### What the exercise asks
Pull every line holding the string "name" from the records below.

### Records for the task
□ □ □ □ □ □ □
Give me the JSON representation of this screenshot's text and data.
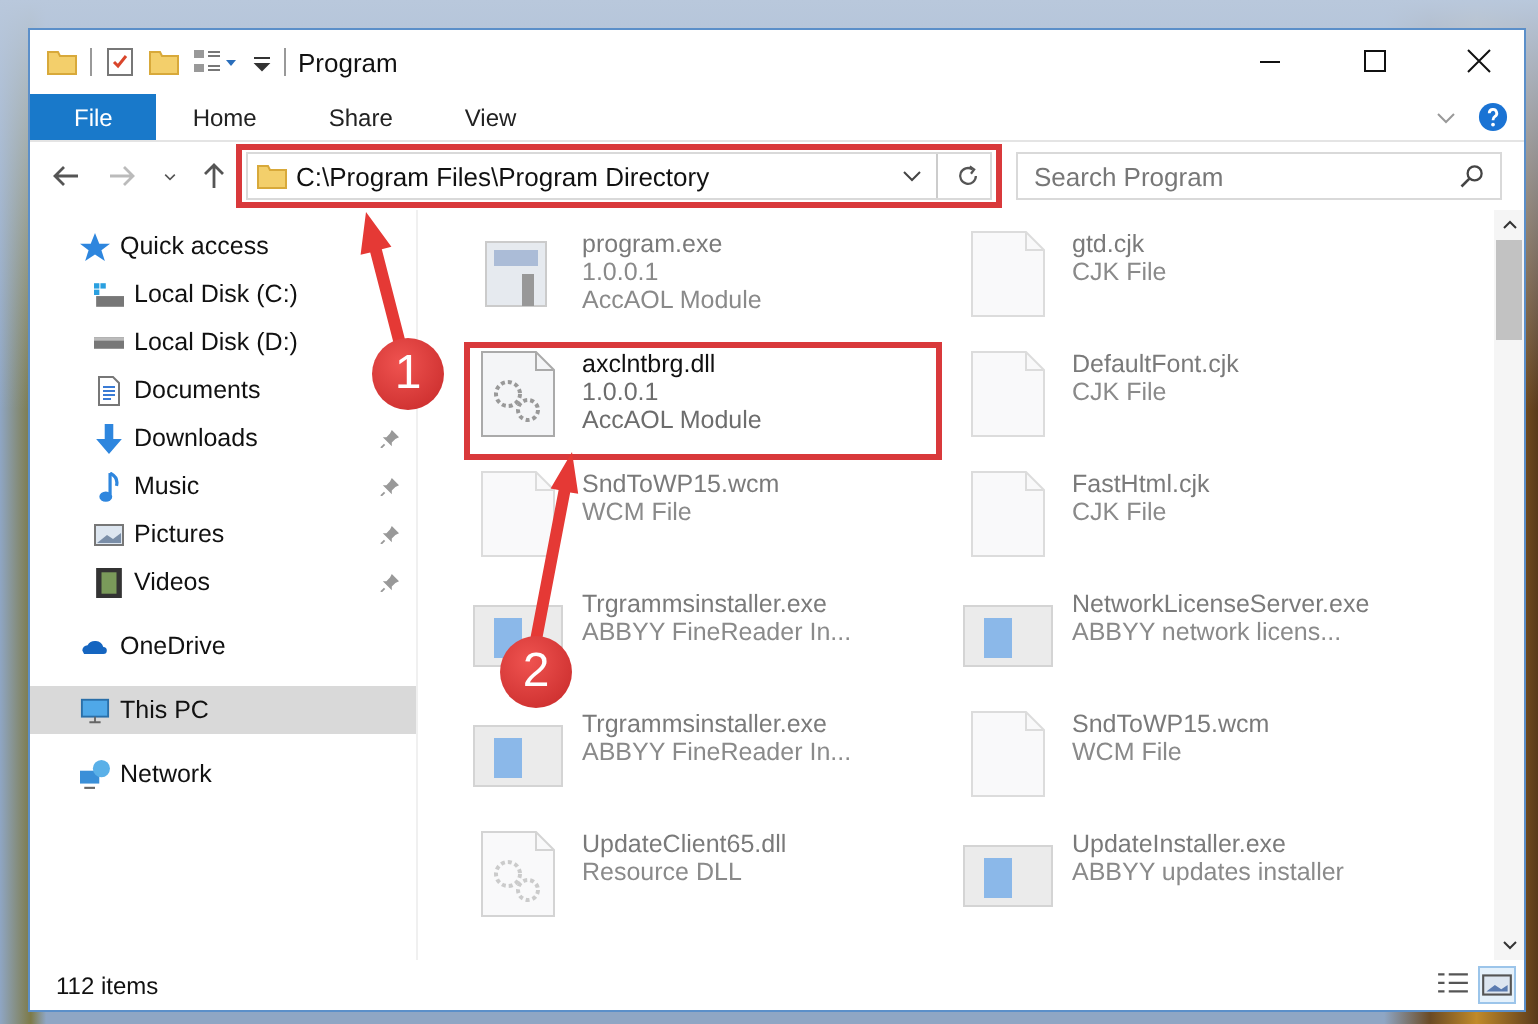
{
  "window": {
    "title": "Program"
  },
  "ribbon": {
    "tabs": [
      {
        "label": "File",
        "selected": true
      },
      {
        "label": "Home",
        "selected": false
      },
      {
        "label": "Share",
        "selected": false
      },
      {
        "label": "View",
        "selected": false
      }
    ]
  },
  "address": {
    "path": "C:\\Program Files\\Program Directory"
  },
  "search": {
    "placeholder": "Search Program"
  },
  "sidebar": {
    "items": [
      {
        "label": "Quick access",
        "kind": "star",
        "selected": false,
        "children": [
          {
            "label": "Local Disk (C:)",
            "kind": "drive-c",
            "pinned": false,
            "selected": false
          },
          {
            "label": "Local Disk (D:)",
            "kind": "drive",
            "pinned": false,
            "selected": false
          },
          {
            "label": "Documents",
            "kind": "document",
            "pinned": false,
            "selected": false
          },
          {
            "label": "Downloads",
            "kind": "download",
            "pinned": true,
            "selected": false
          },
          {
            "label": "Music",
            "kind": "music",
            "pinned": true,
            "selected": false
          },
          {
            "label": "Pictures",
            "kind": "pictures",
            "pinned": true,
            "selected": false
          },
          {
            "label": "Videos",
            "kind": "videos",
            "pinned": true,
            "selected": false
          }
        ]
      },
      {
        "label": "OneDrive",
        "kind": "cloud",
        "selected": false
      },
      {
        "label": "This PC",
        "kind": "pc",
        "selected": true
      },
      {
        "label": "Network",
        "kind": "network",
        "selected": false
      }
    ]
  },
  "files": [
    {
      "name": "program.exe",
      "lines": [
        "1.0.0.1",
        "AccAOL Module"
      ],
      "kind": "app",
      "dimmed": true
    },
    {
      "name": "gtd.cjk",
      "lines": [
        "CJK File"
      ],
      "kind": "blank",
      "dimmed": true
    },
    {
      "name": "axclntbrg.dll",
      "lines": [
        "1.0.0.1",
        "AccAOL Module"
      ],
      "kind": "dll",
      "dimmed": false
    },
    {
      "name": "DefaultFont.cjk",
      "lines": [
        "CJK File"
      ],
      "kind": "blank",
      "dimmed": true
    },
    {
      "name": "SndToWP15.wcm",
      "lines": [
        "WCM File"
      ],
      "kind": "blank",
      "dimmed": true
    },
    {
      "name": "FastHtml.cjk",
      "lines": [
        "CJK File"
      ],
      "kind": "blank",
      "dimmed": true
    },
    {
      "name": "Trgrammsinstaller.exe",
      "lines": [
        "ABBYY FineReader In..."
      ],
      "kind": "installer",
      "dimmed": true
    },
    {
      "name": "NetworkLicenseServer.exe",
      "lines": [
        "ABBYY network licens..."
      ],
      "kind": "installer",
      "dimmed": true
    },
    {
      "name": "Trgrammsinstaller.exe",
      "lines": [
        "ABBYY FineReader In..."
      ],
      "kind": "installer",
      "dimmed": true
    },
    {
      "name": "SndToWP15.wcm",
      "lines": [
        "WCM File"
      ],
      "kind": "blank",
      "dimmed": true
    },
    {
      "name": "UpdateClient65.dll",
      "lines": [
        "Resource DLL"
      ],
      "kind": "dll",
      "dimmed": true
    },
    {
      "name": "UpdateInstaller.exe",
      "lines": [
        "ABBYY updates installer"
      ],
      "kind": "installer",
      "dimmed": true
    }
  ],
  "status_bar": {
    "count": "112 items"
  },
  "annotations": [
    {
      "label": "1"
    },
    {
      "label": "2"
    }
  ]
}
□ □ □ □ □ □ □
### Solution to the problem
      "name": "program.exe",
      "name": "gtd.cjk",
      "name": "axclntbrg.dll",
      "name": "DefaultFont.cjk",
      "name": "SndToWP15.wcm",
      "name": "FastHtml.cjk",
      "name": "Trgrammsinstaller.exe",
      "name": "NetworkLicenseServer.exe",
      "name": "Trgrammsinstaller.exe",
      "name": "SndToWP15.wcm",
      "name": "UpdateClient65.dll",
      "name": "UpdateInstaller.exe",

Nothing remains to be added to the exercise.